Once you master the lace issue, you are pretty much done. I air-brushed some color over the baked and cooled cookie, and while the dye was still wet, carefully placed the lace on top. If the edges don’t fully stick, don’t worry, that’s where the piping on the edges will help you. As you can see, some of the dye sipped into the lace. I was worried but in the end that was not at all visible.

Once you get to this stage, it is all a ton of fun! Use a soft piping consistency, and the finest tip you have, I went with a 00.

With the design fully finished, you can get piping consistency royal icing with a PME 2 tip and pipe a border around the heart, and if you have space, around the cookie surface.

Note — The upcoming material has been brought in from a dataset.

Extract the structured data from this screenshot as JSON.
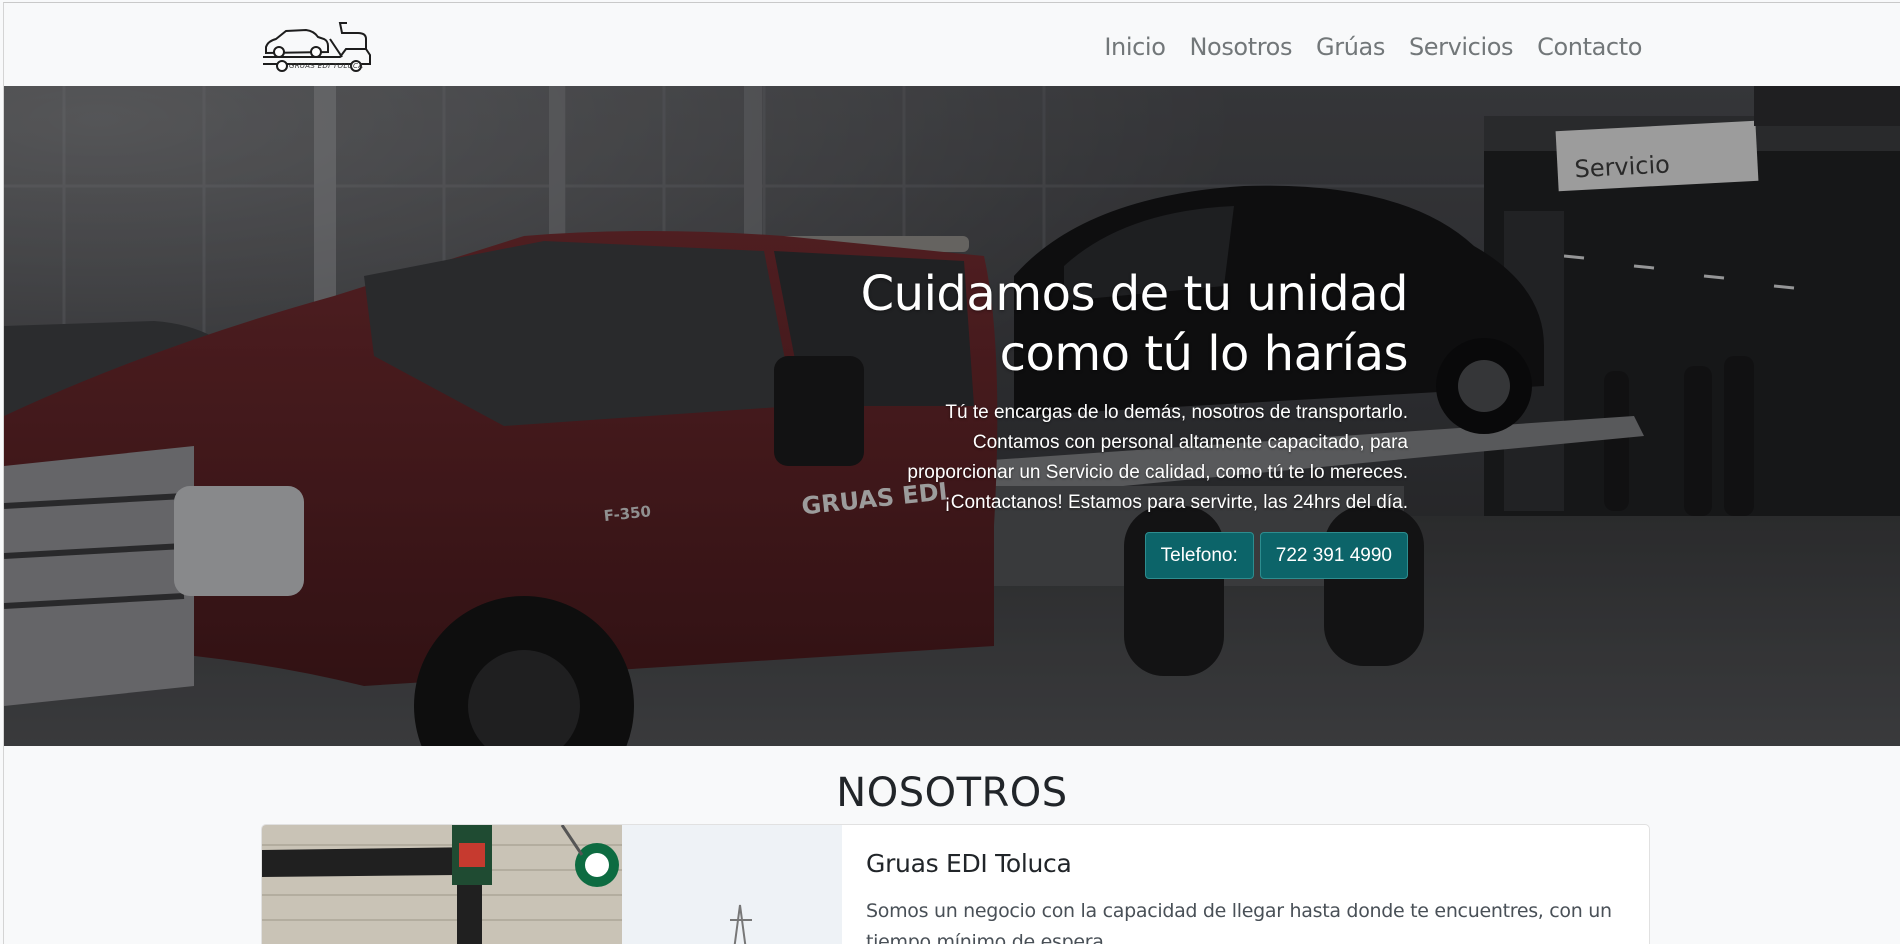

I took a little departure from Tunde’s color scheme, and made a little cookie to celebrate Ukraine. Ukrainians don’t leave my mind, and my admiration for Zelenskyy is endless.

If you like to join Tunde’s group to profit from her monthly online tutorials, visit her facebook page with a click here.

HAPPY ST. PATRICK’S DAY!

May your blessings outnumber the shamrocks that grow.
And may trouble avoid you wherever you go.”

This year I was not able to indulge in baking St. Patrick’s cookies, in part because we were away on a trip. But I could not resist making a small batch, inspired by a recent video posted by Amber (link here). Irish Coffee, anyone? Perhaps Irish Cupcakes suit you better? I changed slightly the decoration but kept most elements the same. The tiny shamrocks are prepared as Royal icing transfers the day before using medium consistency and a piping tip #2. I brushed some with luster powder (Green Touch, by The Sugar Art).

The Irish Coffee design is actually a “franken-cookie”: a coffee cup joined with the top of the small cupcake, also included in this group. Keep in mind that it makes a pretty large cookie, but I find the design very clever. Credit of course must go to Amber. I used a stencil to decorate the coffee cup, and just piped lines on the little cupcake.

For a little more inspiration, I share cookies made last year, when I did not have a cookie-dedicated blog, so they all went into the Bewitching Kitchen spot.

A jar with shamrocks, also inspired by Amber…

A few shamrocks and clover leaves decorated in different ways…

“May the road rise up to meet you. May the wind be always at your back.”

FOR THE LOVE OF UKRAINE

I don’t know what it is like to wake up to the sound of bombs. To be forced to say goodbye to a husband, a father, a brother, and flee with a suitcase and kids. Or to stay and face the unthinkable. From far away I admire the courage of the Ukrainian people, and the leadership of Mr. Zelenskyy. May they be strong enough to win this senseless war. May we all help in any way we possibly can.